▶ Given data:
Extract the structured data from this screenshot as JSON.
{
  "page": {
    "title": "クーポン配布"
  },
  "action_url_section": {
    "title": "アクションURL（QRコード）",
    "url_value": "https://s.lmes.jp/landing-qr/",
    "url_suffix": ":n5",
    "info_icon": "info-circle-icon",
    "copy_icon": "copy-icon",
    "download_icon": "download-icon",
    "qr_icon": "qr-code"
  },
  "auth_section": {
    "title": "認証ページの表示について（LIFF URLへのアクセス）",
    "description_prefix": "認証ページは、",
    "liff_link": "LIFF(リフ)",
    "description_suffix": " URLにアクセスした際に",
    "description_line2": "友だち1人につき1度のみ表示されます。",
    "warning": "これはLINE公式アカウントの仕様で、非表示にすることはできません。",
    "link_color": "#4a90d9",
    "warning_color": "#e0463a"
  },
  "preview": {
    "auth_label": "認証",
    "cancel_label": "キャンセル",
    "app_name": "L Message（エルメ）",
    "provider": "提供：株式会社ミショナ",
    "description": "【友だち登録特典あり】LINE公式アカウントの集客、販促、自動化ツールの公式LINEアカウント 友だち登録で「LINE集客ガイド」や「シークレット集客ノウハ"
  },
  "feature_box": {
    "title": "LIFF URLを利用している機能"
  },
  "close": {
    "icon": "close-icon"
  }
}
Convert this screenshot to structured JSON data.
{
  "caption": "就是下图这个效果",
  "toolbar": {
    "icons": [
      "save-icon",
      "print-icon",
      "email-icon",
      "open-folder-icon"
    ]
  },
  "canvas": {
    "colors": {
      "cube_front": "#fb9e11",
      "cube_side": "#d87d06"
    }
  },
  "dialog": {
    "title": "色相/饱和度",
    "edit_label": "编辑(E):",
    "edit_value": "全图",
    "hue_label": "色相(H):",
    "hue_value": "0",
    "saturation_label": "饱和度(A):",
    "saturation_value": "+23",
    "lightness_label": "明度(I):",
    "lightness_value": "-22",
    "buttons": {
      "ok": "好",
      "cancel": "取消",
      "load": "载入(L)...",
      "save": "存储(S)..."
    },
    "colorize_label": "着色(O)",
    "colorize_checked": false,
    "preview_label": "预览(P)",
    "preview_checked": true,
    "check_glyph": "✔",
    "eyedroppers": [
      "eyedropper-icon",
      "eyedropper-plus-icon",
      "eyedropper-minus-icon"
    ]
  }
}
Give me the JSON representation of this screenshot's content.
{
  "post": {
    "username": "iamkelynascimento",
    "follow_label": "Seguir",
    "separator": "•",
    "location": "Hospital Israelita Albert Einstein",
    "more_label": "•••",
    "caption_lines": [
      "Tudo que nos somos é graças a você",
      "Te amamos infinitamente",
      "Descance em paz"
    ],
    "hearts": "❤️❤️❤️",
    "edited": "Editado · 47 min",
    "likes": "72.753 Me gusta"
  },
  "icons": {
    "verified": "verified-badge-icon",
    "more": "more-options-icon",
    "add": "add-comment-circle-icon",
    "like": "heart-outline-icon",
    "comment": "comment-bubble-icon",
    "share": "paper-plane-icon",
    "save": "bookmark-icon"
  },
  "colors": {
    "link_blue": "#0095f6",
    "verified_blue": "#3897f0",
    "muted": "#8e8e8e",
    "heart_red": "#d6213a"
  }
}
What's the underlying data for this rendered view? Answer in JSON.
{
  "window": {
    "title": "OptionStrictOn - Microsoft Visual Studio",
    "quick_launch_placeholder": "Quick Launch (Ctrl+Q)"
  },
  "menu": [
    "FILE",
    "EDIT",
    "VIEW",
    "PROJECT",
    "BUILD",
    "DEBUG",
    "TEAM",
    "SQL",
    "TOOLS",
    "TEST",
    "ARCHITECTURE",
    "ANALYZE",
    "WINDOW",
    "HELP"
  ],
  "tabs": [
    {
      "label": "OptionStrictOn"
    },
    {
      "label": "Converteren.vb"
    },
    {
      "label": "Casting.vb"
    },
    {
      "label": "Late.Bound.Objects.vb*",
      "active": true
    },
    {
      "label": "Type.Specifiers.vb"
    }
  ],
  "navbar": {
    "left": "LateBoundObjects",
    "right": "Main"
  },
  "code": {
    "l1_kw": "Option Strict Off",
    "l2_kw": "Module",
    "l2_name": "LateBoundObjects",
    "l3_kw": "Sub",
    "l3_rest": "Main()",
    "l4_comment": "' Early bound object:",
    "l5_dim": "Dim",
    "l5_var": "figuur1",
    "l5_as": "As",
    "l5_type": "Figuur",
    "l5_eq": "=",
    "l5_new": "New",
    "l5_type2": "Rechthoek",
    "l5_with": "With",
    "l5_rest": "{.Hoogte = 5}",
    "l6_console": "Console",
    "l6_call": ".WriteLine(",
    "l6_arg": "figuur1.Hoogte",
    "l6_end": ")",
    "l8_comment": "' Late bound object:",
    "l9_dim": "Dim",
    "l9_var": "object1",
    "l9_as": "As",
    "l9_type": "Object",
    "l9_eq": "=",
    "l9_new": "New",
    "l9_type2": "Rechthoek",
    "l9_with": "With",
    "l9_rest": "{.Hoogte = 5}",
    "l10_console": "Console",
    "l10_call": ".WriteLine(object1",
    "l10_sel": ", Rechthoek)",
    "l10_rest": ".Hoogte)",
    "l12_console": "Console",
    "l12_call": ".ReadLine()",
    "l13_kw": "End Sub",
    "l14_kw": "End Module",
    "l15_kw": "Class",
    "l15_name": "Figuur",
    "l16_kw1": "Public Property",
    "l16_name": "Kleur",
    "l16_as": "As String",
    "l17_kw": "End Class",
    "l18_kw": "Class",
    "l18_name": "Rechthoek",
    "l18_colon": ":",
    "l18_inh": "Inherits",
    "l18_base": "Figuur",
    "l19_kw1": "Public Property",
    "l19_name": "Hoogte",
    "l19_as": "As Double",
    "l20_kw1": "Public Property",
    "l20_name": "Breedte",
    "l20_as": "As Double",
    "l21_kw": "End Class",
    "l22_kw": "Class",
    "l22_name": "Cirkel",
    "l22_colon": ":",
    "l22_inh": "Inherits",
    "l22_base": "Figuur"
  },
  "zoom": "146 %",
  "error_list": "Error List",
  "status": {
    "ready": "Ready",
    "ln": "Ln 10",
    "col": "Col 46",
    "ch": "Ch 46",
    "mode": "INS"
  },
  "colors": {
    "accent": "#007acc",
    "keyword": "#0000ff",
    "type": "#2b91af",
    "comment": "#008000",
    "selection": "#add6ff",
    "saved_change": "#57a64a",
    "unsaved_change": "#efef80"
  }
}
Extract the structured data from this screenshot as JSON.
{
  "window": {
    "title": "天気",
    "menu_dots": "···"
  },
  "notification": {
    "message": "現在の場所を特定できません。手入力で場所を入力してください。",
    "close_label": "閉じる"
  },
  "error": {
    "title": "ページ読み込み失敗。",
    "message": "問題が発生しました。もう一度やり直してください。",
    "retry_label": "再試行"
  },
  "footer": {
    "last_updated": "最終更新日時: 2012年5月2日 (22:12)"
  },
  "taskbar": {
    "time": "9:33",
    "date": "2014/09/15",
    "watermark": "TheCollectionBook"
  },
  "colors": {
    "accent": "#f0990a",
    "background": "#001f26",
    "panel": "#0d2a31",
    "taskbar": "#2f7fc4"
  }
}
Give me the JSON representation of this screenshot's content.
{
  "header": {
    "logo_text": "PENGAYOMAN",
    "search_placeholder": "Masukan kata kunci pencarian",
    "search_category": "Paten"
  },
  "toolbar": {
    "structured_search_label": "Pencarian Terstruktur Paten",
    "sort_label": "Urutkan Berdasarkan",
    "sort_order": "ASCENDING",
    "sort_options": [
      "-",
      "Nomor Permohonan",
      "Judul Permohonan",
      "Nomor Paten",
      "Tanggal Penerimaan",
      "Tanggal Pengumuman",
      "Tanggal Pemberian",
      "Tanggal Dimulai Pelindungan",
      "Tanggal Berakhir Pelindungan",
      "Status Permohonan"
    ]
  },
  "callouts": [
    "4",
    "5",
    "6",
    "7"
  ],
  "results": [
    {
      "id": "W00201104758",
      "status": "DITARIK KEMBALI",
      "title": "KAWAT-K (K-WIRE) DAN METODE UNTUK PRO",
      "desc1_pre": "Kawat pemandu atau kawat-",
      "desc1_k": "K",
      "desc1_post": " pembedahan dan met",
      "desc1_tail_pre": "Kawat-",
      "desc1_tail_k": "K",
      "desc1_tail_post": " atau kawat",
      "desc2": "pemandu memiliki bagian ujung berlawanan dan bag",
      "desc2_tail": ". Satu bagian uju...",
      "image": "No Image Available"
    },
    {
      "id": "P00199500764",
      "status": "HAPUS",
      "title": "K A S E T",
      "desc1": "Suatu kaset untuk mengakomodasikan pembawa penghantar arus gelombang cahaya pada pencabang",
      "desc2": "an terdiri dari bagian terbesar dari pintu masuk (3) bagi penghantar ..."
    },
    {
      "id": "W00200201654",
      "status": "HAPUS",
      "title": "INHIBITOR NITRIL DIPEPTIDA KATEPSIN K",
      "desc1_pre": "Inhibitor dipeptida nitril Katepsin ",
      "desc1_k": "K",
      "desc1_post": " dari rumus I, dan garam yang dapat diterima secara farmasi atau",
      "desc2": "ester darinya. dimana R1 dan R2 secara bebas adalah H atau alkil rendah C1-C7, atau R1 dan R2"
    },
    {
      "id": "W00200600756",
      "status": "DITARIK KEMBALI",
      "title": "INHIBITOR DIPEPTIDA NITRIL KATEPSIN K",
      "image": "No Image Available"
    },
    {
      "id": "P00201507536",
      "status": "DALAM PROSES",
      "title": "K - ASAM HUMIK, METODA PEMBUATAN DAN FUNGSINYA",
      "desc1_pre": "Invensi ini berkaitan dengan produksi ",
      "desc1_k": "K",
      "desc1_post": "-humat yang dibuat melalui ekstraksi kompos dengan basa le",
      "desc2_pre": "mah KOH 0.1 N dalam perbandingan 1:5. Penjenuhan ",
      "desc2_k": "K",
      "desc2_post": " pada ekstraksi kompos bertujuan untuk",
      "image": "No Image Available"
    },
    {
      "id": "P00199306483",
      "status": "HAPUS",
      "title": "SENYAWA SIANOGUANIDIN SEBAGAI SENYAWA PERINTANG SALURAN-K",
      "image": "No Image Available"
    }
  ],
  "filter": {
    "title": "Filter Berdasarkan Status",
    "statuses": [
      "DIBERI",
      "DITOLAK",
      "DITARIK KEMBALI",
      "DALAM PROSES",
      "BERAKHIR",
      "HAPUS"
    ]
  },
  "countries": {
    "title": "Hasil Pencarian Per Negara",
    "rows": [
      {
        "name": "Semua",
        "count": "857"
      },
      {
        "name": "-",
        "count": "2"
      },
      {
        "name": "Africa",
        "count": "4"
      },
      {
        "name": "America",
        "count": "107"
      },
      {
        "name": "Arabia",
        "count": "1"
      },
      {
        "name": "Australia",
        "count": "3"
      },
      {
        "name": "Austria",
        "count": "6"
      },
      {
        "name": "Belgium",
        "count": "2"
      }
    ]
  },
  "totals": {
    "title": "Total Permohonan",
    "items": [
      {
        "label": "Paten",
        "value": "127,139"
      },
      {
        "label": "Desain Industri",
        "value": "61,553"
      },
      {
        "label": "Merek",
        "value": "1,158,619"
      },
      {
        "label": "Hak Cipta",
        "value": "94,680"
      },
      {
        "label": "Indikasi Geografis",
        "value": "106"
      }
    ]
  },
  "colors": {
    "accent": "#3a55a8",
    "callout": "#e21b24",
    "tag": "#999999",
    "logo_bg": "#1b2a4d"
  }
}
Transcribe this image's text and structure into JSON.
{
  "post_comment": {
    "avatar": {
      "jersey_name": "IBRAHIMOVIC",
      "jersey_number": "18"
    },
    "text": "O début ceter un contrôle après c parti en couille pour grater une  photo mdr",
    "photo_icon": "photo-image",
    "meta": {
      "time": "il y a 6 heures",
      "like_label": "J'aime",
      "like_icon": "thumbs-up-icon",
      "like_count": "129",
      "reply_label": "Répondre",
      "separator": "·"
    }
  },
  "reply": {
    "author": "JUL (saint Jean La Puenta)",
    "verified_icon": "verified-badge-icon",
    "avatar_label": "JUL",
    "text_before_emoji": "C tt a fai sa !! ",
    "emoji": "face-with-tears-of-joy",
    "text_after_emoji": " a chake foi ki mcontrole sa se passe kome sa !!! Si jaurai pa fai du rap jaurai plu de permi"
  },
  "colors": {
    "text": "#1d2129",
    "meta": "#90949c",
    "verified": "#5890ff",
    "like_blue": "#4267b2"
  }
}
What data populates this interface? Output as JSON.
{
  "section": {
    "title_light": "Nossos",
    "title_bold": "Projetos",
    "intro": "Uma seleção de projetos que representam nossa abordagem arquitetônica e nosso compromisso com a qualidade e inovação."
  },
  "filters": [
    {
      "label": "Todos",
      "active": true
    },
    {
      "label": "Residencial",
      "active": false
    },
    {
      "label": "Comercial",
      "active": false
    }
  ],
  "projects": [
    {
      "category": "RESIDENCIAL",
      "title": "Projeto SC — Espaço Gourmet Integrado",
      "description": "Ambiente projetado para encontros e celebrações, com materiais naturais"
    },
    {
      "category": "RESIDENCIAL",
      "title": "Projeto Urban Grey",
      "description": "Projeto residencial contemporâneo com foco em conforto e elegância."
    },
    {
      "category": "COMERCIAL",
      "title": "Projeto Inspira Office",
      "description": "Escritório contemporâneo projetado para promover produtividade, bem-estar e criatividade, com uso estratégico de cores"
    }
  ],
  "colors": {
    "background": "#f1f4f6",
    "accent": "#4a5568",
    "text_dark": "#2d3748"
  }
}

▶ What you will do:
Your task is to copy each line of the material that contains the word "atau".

▶ Written solution:
      "desc1_pre": "Kawat pemandu atau kawat-",
      "desc1_tail_post": " atau kawat",
      "desc1_post": " dari rumus I, dan garam yang dapat diterima secara farmasi atau",
      "desc2": "ester darinya. dimana R1 dan R2 secara bebas adalah H atau alkil rendah C1-C7, atau R1 dan R2"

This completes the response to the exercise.